__PROBLEM TO SOLVE__.
Which of the lines below holds the string "Dollars"? Copy every line that does.

-------

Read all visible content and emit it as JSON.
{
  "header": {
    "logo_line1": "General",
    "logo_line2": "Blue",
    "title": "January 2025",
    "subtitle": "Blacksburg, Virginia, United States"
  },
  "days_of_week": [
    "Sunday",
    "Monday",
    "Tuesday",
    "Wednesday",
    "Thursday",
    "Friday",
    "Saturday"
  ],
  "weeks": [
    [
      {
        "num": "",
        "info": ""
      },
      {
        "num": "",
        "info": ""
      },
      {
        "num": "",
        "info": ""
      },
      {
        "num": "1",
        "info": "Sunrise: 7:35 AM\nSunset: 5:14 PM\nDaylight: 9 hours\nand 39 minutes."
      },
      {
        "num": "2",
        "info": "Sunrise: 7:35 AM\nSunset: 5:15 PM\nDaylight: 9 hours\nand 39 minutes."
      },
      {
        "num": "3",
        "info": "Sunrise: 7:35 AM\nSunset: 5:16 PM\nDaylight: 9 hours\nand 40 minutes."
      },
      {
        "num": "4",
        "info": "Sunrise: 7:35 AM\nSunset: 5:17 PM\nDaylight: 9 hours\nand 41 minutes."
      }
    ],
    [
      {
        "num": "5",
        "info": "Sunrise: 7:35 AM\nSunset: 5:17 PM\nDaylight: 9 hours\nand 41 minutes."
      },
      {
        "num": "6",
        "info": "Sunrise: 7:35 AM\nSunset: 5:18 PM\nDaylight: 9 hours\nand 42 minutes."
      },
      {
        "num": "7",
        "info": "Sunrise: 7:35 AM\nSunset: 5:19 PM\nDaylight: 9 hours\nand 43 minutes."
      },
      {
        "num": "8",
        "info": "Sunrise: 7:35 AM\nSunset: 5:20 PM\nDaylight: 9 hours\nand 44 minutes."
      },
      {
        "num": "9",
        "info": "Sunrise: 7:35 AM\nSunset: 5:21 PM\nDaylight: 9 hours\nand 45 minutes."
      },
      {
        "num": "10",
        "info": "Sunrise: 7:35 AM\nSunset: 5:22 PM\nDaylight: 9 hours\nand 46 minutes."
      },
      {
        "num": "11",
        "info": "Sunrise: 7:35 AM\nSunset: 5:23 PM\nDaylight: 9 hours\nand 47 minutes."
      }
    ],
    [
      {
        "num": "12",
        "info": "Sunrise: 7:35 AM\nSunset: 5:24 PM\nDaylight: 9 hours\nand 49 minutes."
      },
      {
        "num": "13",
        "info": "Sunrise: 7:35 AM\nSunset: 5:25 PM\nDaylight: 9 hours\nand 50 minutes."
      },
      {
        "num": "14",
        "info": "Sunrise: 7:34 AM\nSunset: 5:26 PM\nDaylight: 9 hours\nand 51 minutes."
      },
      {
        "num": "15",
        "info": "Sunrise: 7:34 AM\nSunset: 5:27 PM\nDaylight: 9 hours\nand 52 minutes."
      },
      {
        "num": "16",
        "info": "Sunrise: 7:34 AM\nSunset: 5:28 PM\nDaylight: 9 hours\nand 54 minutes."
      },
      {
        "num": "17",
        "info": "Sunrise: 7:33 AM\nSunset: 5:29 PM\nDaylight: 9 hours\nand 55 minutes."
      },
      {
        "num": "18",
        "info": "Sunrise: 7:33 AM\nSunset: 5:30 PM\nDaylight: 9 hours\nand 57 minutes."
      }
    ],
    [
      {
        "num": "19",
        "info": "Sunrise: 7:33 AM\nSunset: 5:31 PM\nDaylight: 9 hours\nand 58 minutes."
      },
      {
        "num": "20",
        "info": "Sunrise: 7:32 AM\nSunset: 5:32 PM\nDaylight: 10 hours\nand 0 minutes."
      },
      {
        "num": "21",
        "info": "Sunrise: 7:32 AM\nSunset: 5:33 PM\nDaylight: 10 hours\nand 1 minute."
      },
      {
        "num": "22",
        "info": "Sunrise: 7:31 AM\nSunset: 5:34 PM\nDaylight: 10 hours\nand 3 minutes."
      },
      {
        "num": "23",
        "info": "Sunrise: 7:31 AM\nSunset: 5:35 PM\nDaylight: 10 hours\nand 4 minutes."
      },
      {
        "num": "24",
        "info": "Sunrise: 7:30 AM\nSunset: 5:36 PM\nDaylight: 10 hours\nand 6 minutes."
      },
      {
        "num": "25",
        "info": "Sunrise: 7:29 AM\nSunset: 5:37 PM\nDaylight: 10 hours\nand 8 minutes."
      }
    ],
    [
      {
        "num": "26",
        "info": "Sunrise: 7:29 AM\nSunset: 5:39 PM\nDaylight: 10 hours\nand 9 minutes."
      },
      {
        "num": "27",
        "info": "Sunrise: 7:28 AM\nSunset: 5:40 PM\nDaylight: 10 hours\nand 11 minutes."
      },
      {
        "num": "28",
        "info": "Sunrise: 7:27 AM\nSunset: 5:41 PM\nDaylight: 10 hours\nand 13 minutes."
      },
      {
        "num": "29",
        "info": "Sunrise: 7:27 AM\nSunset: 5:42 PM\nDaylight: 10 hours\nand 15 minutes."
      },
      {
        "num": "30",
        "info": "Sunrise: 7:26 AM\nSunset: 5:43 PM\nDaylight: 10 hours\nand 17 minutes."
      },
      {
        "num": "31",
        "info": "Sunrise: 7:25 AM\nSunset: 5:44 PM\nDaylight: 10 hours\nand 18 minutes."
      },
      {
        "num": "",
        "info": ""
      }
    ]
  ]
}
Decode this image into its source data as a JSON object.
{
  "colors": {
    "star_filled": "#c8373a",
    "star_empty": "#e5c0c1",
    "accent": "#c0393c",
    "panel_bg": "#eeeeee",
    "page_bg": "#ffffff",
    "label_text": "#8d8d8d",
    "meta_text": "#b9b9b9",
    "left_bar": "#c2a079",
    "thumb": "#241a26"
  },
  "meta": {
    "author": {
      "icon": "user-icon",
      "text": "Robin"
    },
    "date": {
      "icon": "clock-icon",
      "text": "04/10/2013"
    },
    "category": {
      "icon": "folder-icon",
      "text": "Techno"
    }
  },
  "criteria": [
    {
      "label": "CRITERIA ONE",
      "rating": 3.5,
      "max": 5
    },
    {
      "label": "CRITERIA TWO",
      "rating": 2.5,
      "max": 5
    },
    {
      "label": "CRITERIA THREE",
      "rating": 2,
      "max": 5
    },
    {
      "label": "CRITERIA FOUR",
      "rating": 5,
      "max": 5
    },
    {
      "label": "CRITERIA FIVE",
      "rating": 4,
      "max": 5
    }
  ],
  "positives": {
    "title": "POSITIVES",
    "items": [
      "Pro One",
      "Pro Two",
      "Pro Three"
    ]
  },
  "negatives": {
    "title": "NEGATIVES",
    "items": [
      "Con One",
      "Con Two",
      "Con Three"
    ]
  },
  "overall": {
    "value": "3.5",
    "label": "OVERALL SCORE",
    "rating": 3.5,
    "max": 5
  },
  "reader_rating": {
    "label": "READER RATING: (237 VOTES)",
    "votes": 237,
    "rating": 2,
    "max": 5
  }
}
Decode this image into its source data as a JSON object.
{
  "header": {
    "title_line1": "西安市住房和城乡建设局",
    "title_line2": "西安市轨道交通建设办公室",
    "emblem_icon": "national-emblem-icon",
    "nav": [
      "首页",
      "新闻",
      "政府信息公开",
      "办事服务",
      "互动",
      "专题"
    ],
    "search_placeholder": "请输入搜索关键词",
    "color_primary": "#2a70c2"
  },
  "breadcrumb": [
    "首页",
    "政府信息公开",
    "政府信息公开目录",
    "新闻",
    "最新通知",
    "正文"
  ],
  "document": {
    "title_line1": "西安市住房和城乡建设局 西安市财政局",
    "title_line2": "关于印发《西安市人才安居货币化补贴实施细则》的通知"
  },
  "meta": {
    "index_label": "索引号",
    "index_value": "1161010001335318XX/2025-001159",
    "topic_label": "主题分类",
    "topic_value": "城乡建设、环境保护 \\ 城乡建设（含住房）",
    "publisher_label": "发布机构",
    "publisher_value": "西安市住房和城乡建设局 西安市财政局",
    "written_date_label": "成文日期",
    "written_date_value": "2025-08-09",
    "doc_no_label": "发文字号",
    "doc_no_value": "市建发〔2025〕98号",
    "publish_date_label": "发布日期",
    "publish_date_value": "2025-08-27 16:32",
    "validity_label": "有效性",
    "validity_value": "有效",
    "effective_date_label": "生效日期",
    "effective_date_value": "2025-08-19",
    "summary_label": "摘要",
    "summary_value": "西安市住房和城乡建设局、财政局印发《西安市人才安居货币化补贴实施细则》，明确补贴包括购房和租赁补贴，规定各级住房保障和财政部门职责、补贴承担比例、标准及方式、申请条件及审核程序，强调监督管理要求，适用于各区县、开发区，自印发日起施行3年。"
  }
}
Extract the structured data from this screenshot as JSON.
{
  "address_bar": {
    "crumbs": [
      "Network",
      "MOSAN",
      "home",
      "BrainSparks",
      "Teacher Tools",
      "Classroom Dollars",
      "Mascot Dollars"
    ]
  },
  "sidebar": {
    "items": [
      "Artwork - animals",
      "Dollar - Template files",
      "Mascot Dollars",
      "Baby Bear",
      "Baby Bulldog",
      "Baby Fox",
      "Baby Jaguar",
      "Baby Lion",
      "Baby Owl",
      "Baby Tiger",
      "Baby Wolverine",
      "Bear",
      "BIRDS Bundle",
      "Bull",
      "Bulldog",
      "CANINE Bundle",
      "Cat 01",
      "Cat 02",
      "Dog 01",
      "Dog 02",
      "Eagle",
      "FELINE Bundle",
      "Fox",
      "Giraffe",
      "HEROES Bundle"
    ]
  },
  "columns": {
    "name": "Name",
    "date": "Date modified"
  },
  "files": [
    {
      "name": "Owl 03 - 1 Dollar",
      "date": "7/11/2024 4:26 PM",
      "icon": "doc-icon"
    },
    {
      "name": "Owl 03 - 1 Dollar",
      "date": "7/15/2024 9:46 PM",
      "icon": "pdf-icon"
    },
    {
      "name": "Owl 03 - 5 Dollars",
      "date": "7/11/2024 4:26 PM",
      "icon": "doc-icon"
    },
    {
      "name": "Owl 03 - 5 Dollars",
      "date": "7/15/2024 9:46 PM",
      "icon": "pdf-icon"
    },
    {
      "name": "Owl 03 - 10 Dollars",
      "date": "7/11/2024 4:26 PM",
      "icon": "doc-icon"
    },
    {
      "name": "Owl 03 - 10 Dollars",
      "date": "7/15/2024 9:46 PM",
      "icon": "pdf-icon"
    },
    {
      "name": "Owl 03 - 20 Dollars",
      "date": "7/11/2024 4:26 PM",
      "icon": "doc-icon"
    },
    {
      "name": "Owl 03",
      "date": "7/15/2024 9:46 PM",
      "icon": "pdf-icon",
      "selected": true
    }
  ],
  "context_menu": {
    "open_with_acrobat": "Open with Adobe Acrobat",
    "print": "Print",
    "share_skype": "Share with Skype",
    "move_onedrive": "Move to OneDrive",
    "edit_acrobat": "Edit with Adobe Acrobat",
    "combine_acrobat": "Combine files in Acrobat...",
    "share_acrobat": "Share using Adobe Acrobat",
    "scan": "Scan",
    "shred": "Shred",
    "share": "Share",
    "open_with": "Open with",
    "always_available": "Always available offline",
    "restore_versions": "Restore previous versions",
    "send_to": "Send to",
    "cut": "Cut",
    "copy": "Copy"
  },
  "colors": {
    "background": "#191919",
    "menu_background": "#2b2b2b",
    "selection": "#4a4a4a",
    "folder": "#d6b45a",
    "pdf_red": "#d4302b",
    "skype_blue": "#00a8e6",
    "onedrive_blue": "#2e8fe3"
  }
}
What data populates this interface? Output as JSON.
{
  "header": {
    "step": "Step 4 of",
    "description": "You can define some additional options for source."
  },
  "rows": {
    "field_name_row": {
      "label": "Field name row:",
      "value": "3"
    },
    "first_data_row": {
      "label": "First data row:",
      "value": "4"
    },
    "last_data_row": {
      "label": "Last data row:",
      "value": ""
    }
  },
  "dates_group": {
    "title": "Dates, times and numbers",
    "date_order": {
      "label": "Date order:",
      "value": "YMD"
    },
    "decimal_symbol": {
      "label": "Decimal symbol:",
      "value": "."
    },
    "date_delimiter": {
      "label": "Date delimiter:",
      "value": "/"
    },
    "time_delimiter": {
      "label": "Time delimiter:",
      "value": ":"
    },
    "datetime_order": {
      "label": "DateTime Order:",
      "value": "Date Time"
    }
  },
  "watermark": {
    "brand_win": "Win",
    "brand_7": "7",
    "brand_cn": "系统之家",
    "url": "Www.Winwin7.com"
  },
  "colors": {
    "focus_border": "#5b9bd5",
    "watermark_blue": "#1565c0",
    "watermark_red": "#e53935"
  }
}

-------

__COMPLETED EXERCISE__.
      "Classroom Dollars",
      "Mascot Dollars"
      "Mascot Dollars",
      "name": "Owl 03 - 5 Dollars",
      "name": "Owl 03 - 5 Dollars",
      "name": "Owl 03 - 10 Dollars",
      "name": "Owl 03 - 10 Dollars",
      "name": "Owl 03 - 20 Dollars",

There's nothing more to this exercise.